--- Material for this task ---
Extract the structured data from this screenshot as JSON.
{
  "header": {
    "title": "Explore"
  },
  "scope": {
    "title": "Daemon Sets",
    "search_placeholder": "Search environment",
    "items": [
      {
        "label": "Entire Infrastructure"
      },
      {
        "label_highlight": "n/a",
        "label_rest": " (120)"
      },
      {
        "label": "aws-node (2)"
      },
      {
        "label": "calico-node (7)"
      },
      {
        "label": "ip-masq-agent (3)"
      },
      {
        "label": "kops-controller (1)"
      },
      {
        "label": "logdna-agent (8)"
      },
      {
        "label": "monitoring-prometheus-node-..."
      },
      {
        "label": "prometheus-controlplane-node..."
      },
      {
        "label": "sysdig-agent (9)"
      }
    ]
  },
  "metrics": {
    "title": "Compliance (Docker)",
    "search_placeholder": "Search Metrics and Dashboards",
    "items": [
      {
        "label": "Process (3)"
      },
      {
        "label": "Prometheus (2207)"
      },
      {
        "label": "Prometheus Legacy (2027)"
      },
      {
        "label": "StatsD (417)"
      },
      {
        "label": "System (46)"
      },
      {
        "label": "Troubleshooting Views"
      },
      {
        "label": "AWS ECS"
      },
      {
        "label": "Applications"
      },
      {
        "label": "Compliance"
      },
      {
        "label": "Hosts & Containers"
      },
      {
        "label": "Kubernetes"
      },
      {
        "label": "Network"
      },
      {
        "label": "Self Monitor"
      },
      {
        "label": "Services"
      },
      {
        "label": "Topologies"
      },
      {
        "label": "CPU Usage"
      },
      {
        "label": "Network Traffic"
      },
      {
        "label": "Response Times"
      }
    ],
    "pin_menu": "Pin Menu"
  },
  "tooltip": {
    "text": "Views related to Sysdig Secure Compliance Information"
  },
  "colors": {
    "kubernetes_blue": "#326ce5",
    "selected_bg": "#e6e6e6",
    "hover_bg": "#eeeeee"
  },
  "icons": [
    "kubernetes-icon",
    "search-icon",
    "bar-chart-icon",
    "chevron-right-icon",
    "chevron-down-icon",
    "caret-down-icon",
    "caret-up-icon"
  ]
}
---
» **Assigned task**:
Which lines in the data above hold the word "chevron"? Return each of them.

» **Exercise output**:
    "chevron-right-icon",
    "chevron-down-icon",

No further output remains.